and

. (8)

As a result, the entire analysis, reported in this note, holds true if we replace each åm and b~m respectively with

. (9)

Conclusion

In this note, we have demonstrated that the therapeutic indices in NCT, with two opposing neutron beams, are controllable in a Pareto optimization process. The existence of a Pareto optimal control vector

is proved, for any given pair {S (t), Ş (t)} of beam source shape functions.

These facts pave the way towards launching the building of the first experimental benchmark for this new kind of NCT, on which, e.g. the impact of changes in the set {S (t), Ş (t)} on ω*, can further be investigated.

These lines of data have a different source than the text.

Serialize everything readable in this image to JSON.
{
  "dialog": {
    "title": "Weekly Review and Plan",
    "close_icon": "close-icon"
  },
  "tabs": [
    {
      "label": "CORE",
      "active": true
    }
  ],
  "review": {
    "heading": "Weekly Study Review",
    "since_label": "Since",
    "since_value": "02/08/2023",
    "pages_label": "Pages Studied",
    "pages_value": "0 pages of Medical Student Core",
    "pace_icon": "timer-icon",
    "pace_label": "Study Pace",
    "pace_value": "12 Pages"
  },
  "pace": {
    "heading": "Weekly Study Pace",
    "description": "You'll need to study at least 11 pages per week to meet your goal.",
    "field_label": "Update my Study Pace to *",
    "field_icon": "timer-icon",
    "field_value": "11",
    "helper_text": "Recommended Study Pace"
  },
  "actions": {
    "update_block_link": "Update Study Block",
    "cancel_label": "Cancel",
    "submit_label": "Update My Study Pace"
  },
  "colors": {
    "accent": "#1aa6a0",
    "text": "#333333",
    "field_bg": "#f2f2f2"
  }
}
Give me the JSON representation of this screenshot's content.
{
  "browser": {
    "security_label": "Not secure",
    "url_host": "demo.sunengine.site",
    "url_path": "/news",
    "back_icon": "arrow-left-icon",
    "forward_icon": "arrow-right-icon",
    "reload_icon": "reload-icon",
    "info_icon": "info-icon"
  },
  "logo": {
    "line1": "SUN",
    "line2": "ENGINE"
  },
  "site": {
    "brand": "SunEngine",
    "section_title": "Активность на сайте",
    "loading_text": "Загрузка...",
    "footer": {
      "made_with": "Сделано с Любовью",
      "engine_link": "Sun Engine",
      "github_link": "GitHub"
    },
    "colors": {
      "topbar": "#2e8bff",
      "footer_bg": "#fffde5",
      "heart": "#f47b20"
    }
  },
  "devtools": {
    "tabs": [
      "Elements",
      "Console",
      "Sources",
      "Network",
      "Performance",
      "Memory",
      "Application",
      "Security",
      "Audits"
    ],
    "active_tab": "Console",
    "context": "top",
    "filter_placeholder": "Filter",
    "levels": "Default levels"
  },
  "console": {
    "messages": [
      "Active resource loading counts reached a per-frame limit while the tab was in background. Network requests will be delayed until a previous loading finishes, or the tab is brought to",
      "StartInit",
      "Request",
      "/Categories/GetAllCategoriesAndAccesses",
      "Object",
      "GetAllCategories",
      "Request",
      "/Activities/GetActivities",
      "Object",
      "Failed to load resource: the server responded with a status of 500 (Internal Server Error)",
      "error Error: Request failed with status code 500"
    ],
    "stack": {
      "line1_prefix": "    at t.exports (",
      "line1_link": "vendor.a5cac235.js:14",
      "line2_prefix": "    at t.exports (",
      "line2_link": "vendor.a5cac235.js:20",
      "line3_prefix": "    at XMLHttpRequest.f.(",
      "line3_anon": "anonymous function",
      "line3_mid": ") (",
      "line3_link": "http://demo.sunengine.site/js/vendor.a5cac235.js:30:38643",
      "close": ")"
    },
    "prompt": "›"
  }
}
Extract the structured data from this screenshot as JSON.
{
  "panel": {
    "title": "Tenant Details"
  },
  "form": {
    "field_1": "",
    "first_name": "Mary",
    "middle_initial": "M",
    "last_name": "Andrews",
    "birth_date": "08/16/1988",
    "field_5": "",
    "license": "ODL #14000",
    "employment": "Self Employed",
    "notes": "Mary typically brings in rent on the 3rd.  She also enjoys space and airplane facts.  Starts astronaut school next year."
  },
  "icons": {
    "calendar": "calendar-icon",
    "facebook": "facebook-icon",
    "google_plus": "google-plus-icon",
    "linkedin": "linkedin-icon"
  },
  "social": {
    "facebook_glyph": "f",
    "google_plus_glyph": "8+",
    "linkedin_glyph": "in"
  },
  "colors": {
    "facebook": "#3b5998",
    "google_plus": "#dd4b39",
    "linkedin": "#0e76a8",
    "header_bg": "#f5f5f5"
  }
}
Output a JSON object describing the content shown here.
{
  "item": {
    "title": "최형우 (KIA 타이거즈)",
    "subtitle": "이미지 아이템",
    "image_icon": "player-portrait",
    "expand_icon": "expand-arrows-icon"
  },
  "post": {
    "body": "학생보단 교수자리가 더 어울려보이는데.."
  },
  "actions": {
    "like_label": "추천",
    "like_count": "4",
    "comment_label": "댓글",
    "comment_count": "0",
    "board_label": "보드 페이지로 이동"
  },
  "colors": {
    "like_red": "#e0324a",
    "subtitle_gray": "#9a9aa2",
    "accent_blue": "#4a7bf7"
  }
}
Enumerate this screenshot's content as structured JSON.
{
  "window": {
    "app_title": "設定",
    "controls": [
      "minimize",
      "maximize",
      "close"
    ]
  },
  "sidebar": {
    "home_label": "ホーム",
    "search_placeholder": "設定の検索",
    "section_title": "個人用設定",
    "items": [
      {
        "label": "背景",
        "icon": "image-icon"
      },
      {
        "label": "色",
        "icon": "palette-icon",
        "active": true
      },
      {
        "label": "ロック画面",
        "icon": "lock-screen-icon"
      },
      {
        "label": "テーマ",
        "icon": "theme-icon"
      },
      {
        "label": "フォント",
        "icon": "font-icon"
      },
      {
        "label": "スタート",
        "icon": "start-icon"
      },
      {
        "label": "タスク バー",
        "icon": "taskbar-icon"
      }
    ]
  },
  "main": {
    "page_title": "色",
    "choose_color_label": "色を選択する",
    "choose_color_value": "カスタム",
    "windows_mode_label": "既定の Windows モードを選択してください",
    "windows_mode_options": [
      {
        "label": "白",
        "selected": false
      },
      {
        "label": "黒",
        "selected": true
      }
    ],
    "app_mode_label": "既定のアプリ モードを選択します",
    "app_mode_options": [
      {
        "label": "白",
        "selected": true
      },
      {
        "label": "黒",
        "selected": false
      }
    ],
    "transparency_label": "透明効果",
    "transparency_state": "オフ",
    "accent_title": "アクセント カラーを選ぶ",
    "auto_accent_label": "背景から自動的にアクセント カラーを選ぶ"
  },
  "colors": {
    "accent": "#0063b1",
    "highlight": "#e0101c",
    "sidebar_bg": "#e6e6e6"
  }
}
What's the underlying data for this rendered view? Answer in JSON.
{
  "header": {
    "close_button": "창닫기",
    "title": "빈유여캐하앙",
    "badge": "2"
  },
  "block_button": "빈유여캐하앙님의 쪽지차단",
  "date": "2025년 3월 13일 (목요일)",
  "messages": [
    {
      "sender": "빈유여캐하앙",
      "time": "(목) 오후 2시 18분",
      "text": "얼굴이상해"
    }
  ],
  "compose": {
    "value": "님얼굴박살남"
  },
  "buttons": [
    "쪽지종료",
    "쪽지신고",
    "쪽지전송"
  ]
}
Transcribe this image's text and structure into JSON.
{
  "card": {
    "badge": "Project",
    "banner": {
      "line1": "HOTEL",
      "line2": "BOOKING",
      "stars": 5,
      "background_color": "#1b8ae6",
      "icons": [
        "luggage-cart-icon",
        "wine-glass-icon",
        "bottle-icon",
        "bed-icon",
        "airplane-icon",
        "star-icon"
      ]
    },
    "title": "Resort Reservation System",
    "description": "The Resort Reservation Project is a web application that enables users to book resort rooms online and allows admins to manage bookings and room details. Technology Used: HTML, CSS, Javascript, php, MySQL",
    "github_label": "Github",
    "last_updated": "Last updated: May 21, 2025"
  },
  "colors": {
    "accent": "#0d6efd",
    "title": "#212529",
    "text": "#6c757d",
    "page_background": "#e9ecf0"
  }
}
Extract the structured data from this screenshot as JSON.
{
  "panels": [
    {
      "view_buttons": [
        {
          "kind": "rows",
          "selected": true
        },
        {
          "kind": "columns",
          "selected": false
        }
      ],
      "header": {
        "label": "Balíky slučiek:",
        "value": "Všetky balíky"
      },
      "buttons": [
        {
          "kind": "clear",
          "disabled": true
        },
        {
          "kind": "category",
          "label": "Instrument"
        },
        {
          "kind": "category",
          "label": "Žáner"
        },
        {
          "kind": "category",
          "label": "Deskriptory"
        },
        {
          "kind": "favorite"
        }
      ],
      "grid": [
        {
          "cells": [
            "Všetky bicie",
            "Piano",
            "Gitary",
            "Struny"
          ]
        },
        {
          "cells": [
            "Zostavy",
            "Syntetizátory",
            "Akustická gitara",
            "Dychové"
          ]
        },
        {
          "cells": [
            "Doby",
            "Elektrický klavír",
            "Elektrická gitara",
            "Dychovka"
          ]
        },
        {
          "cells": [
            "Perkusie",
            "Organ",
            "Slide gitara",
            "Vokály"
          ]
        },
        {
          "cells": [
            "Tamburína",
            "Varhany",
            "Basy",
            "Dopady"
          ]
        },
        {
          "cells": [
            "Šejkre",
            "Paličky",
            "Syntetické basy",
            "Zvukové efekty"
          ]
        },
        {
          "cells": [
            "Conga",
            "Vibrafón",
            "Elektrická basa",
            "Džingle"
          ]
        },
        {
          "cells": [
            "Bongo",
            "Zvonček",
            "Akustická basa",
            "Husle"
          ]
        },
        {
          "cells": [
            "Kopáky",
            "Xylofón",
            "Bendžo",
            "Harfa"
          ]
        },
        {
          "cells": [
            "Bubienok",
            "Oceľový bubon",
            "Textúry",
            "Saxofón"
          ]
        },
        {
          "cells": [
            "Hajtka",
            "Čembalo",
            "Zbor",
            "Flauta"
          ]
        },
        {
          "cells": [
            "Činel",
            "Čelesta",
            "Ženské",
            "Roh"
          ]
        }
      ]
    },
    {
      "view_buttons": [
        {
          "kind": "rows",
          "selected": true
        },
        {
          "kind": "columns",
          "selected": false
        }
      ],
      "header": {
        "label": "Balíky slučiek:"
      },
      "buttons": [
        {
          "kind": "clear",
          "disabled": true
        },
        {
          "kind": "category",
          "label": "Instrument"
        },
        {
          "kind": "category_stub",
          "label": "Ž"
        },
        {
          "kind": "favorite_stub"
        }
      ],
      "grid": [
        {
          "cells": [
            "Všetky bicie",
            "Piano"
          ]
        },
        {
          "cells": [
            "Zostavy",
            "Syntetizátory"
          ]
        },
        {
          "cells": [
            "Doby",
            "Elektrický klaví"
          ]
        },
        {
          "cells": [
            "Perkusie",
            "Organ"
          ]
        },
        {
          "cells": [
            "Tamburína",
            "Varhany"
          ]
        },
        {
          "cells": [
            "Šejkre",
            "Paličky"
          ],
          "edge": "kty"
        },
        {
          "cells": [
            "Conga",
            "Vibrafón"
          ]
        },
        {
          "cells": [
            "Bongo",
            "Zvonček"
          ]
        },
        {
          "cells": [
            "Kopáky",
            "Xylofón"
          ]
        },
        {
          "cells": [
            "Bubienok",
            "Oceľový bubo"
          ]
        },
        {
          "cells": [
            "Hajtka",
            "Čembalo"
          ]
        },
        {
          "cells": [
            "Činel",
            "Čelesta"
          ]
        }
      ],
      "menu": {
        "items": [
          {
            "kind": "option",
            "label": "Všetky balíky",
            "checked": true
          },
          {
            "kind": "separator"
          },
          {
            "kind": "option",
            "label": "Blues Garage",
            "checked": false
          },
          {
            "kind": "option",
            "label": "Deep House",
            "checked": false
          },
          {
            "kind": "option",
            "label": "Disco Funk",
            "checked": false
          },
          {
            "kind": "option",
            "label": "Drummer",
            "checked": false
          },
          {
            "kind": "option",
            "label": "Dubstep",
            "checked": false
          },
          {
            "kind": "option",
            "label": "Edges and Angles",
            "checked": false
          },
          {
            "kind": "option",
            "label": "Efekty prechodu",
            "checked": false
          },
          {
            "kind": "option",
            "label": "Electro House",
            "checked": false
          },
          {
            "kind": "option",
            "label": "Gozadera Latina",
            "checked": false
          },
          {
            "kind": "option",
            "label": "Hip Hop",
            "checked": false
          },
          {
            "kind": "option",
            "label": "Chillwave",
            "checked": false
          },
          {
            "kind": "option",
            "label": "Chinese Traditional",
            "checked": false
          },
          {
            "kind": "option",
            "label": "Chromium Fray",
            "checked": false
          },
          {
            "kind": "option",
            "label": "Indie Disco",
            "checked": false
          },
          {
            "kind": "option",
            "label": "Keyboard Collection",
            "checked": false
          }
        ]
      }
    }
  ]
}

Acknowledgements

The author is grateful to two anonymous referees for their critical reading of an original version of this article and for a number of useful comments.

References

  • Haidar NHS (2017) On dynamical (B/Gd) neutron cancer therapy by accelerator based two opposing neutron beams. Journal of Nuclear Medicine and Radiation Therapy 8(6): 345. https://doi.org/10.4172/2155-9619.1000345
  • Haidar NHS (2018) On dynamical (B/Gd) neutron cancer therapy: accelerator-based single neutron beam. Pacific Journal of Applied Mathematics 9(1): 9–26.
  • Henry AF (1975) Nuclear-reactor analysis. The MIT Press, Cambridge, Massachusetts.